A third crucial feature is the importance of a pension plan’s size when investing in less liquid assets. Both countries have a highly fragmented pensions scene. Private, unlisted infrastructure investing is primarily driven by large-scale funds – some of them with allocations of 10% or more – while smaller funds mostly invest little to nothing.
Fourth, asset owners need adequate resources, especially when investing directly: governance, management, operational, legal. Some Canadian plans admit that their own estimates of time and other inputs were too optimistic at the outset. Some smaller pension funds try to co-invest alongside larger ones, and there is much talk about different models of investment alliances and syndication.

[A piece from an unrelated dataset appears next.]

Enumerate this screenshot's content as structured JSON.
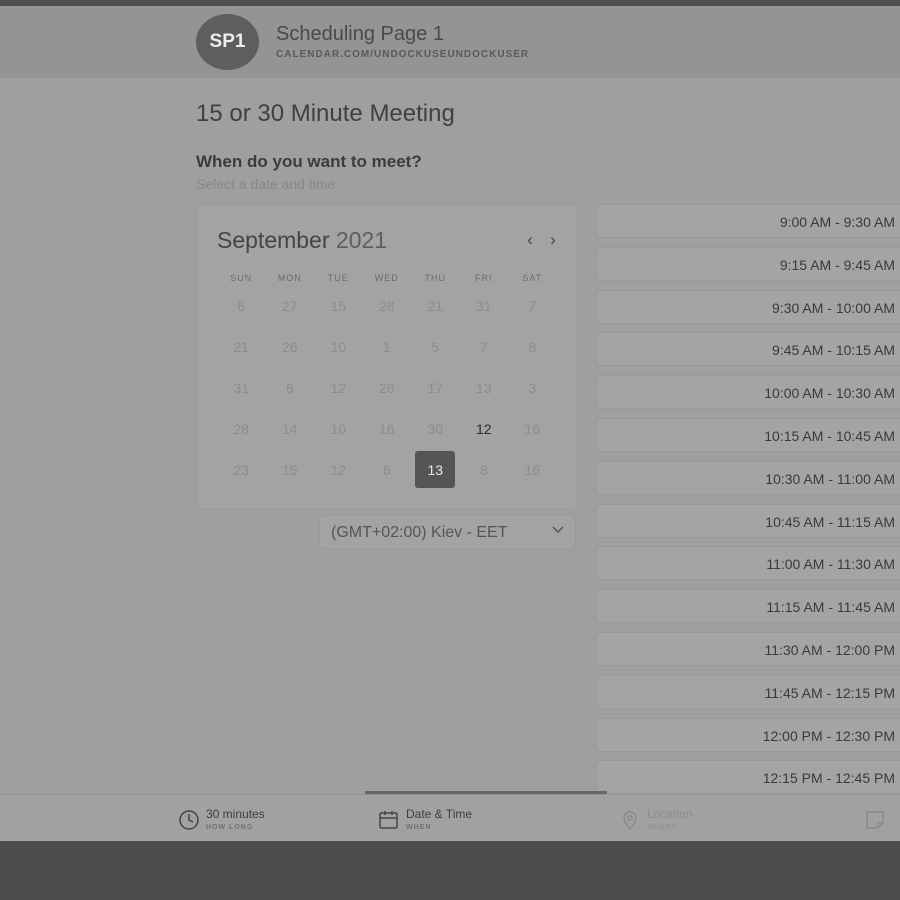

In terms of performance, the experience has been mixed to fairly positive in both countries, but it varies considerably from investor to investor. Unfortunately, the data is still surprisingly poor. Many assets and products produce more or less the expected income and return profile. However, there have been disappointments during and after the financial crisis, and those can weigh heavily in highly concentrated portfolios.
Some of the lessons learned the hard way are:
• Overly optimistic demand projections and overvaluation of assets during the boom years (especially in the mid-2000s);
• Poor risk assessment (for example, demand risk of transport assets) and risk management (for example, excessive leverage);
• Market volatility of listed infrastructure funds (the ‘old Australian model’);
• Governance and fee issues with infrastructure funds;
• Pitfalls of investing in lesser-known overseas jurisdictions.
Important lessons can be learnt not only by investors but also policy makers. Governments in many countries would like to push more private capital into new (preferably domestic) infrastructure projects. However, most insurance companies and pension funds are mainly interested (or able) to invest in low-risk, operating assets.
Therefore, the idea of ‘asset recycling’ is popular in Australia – that is, the sale of old public assets to finance new projects. The administrations of both countries have consulted investors and the infrastructure industry in their PPP reform projects in recent times.
So far, the focus of Australian and Canadian pension funds has been primarily on equity. Although the interest on debt is rising, there is no such urgency for long-term investors to substitute banks as perceived in Europe. Project bonds play a much bigger role in North America, but such markets cannot be jump-started overnight. In Canada, insurance companies have been involved in long-term debt for decades while banks have traditionally only lent short.
From the outset, infrastructure has been a global asset class with surprisingly little home bias. Australia’s pension funds increasingly seek opportunities overseas. In Canada, PPP projects tend to be too small for large investors which invest most of their capital in larger ones in Europe and elsewhere. However, investors express concerns about the supply side, such as inconsistent infrastructure policies, the lack of a suitable project pipeline, retroactive changes of rules and regulations and political instability.
Following the example of institutional investors in these two countries, the demand for infrastructure assets is potentially very high. Many countries are competing for private capital, often with attractive sweeteners. For investors, however, it will remain difficult to bypass the traps of political opportunism and cyclical over-valuation of good assets.
Georg Inderst is an independent adviser